A 2017 CDC Report [PDF 4.32MB] found that approximately 7% of women and 4% of men who ever experienced rape, physical violence, or stalking by an intimate partner first experienced some form of partner violence by that partner before 18 years of age. Communicating with your partner, managing uncomfortable emotions like anger and jealousy, and treating others with respect are a few ways to keep relationships healthy and nonviolent.
The 2013 national Youth Risk Behavior Survey found approximately 10% of high school students reported physical victimization and 10% reported sexual victimization from a dating partner in the 12 months* before they were surveyed. Teens receive messages about how to behave in relationships from peers, adults in their lives, and the media. Risks of having unhealthy relationships increase for teens who: Dating violence can be prevented when teens, families, organizations, and communities work together to implement effective prevention strategies.
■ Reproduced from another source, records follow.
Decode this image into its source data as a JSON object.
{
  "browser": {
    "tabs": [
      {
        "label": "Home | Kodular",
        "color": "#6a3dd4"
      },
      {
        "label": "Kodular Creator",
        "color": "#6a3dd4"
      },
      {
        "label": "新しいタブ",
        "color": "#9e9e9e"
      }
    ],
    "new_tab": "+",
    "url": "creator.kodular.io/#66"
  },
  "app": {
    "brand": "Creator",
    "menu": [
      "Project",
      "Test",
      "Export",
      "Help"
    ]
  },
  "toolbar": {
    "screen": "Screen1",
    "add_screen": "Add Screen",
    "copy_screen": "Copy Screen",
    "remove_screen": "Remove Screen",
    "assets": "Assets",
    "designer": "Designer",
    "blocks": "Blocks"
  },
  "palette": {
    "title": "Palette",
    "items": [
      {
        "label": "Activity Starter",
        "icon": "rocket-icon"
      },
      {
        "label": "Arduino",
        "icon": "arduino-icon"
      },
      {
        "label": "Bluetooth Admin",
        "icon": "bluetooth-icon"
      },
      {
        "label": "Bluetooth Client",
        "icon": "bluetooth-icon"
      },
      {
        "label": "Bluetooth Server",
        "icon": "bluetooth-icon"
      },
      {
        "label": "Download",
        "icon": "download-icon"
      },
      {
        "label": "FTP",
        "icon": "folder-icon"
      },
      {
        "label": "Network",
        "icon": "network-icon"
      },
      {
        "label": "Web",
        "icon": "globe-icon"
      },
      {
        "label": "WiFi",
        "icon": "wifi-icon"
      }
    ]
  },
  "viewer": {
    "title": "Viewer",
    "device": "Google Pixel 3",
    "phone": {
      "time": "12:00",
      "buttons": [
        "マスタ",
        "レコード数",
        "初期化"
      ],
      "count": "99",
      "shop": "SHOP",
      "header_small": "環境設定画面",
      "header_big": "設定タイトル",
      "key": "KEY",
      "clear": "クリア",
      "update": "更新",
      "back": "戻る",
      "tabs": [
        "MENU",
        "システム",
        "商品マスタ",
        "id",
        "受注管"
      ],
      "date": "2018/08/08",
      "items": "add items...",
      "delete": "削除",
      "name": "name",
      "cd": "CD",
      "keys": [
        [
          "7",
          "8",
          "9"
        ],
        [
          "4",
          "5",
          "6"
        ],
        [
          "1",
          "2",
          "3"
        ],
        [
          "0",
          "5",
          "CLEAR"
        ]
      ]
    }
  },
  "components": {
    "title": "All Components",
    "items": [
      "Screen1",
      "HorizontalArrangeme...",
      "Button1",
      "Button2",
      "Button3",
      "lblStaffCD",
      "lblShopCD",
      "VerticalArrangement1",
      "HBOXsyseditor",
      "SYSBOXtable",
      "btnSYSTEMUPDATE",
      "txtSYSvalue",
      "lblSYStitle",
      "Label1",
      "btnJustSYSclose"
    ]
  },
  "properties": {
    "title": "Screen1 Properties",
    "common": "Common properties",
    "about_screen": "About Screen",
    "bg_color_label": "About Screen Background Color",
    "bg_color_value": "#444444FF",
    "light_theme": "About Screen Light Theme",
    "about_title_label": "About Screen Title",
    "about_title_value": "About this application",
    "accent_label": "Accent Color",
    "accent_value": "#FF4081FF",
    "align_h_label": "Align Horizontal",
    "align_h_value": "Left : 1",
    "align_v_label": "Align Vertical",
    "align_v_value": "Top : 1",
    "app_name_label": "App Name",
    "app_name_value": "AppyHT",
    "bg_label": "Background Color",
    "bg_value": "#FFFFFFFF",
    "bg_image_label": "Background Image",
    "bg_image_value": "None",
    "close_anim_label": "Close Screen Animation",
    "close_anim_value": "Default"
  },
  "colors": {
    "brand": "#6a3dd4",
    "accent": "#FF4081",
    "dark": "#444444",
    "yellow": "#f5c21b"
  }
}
Seriously, though, when is your child ready to date? "At this age, kids use dating labels but aren’t ready to have much direct one-on-one interaction beyond maybe sitting together at lunch or recess," says Dale Atkins, Ph D, a family therapist in New York.
Teens often think some behaviors, like teasing and name-calling, are a “normal” part of a relationship.
However, these behaviors can become abusive and develop into more serious forms of violence.
The 35% of teens who say they are either currently involved with a romantic partner or have ever dated, hooked up with or had a romantic relationship with someone will serve as the focus of the remainder of this report.
When we refer to “teen daters,” “teens with relationship experience” or “teens with dating experience” we are referring to this roughly one-third of teenagers who are currently in some type of relationship or have been at some point in the past.
"They will begin to have an interest in dating."But how do you know if your child is ready?